fast operational restriction (the phase-out of chapter 2 aircraft by 2002), once this was complete the contour began to expand again in line with ATMs – in other words the on-going replacement of aircraft at the margins of the fleet is not enough to offset the effects of growth. What is more, no further phase-out is in prospect: ICAO failed in 2001 to agree on a phase-out of the noisiest Chapter 3 aircraft, and the issue has not been raised since.
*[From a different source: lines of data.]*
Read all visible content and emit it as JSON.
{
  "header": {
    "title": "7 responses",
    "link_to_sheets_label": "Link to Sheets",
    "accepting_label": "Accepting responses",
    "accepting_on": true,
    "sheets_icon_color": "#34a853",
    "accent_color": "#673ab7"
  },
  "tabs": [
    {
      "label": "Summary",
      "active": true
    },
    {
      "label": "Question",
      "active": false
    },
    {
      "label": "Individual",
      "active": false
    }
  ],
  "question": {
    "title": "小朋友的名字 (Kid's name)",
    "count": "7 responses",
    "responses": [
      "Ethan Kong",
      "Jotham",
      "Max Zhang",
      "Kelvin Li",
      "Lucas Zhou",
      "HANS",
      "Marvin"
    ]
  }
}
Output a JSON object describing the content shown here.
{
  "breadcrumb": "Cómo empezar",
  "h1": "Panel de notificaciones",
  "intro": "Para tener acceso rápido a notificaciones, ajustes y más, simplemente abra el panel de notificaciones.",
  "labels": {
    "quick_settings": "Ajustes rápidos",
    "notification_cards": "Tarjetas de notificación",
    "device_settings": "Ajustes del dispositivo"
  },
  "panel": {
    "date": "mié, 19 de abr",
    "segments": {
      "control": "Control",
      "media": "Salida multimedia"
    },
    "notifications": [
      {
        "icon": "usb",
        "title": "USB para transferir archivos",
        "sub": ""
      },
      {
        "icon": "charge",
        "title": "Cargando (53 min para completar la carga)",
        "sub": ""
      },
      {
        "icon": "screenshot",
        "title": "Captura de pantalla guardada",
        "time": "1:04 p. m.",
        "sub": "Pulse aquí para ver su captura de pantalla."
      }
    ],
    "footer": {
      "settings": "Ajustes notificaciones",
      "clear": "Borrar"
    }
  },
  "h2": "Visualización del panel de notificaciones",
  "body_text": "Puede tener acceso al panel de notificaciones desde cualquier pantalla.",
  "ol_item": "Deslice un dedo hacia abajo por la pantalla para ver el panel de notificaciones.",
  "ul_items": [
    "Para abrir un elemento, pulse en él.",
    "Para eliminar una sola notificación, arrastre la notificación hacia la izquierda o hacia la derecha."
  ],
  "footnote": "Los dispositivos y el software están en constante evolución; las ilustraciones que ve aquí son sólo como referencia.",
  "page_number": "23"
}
So once the anomalous effect of Concorde has been set aside, it can be seen that the noise climate, even as measured by the Government’s preferred metric of averaged noise contours, is deteriorating, and the Government has failed to honour its guarantee on noise.
And here we come to the crux: even if the specific target relating to the 57 dBALeq contour were to be achieved, the noise guarantee it is supposed to deliver would not have been honoured, namely to take all practicable steps to prevent any deterioration in the noise climate around the airport after the phase out of Chapter 2 aircraft is completed (as it was from 1 April 2002), and to continue efforts to do everything practicable to improve the noise climate over time.9 If aircraft technology continued to improve but no additional flights were permitted at Heathrow, then by 2030 almost half of those residents currently exposed to 57dBA or more would no longer be: the technological improvements could be used to improve quality of life for local residents. Instead, increased capacity at Heathrow would mean that almost all of the slack will be used to allow more aircraft to fly. If public annoyance increases, as it undoubtedly would if residents were subjected to a third runway and/or mixed mode, then by definition the noise climate has deteriorated, and the Government has failed to honour its guarantee on noise, regardless of the 57 Leq dBA contour.
9 The Future Development of Air Transport in the UK: South East (DfT 2003) 16.32